**What needs to be done:** Copy out all lines from the material that contain the string "this".

Listed entries: Begin

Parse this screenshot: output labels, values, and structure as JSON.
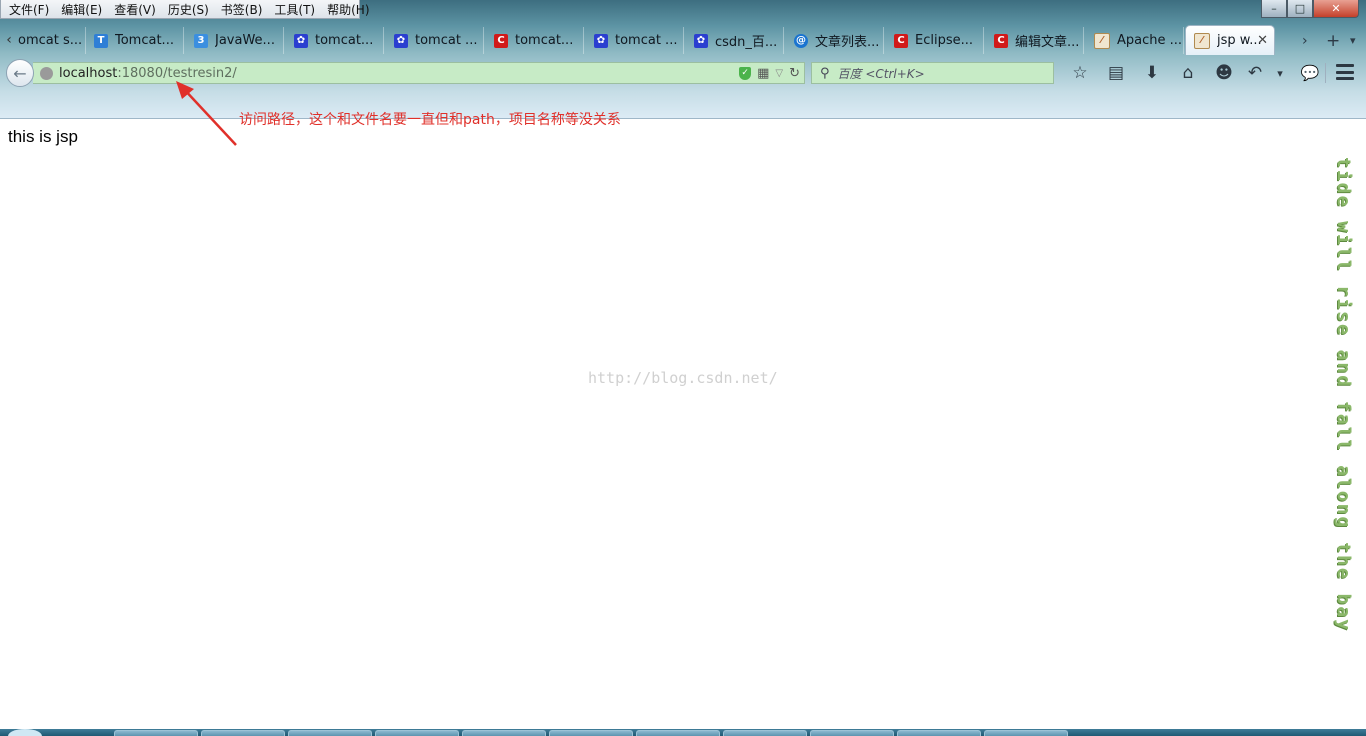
{
  "menubar": {
    "items": [
      "文件(F)",
      "编辑(E)",
      "查看(V)",
      "历史(S)",
      "书签(B)",
      "工具(T)",
      "帮助(H)"
    ]
  },
  "window_controls": {
    "minimize": "–",
    "maximize": "□",
    "close": "✕"
  },
  "tabs": [
    {
      "label": "omcat s...",
      "icon": "none",
      "color": ""
    },
    {
      "label": "Tomcat...",
      "icon": "T",
      "color": "#2f7fd6"
    },
    {
      "label": "JavaWe...",
      "icon": "3",
      "color": "#3b8fe0"
    },
    {
      "label": "tomcat...",
      "icon": "paw",
      "color": "#2b3fd0"
    },
    {
      "label": "tomcat ...",
      "icon": "paw",
      "color": "#2b3fd0"
    },
    {
      "label": "tomcat...",
      "icon": "C",
      "color": "#d11a1a"
    },
    {
      "label": "tomcat ...",
      "icon": "paw",
      "color": "#2b3fd0"
    },
    {
      "label": "csdn_百...",
      "icon": "paw",
      "color": "#2b3fd0"
    },
    {
      "label": "文章列表...",
      "icon": "@",
      "color": "#1a74d0"
    },
    {
      "label": "Eclipse...",
      "icon": "C",
      "color": "#d11a1a"
    },
    {
      "label": "编辑文章...",
      "icon": "C",
      "color": "#d11a1a"
    },
    {
      "label": "Apache ...",
      "icon": "feather",
      "color": "#c28a3a"
    },
    {
      "label": "jsp w...",
      "icon": "feather",
      "color": "#c28a3a",
      "active": true,
      "close": "✕"
    }
  ],
  "tab_controls": {
    "scroll_left": "‹",
    "scroll_right": "›",
    "new_tab": "+",
    "list_all": "▾"
  },
  "urlbar": {
    "host": "localhost",
    "rest": ":18080/testresin2/",
    "reload": "C"
  },
  "searchbar": {
    "placeholder": "百度 <Ctrl+K>"
  },
  "toolbar": {
    "icons": [
      "star-icon",
      "reading-list-icon",
      "download-icon",
      "home-icon",
      "chat-icon",
      "undo-icon",
      "dropdown-icon",
      "comment-icon"
    ],
    "glyphs": [
      "☆",
      "▤",
      "⬇",
      "⌂",
      "☻",
      "↶",
      "▾",
      "💬"
    ]
  },
  "page": {
    "body_text": "this is jsp",
    "annotation": "访问路径，这个和文件名要一直但和path，项目名称等没关系",
    "watermark": "http://blog.csdn.net/",
    "vertical_text": "tide will rise and fall along the bay",
    "annotation_color": "#e0302a"
  },
  "colors": {
    "urlbar_bg": "#c7ebc6",
    "vertical_text": "#8bb86a"
  }
}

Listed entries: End

**Your response:**
Parse this screenshot: output labels, values, and structure as JSON.
    "body_text": "this is jsp",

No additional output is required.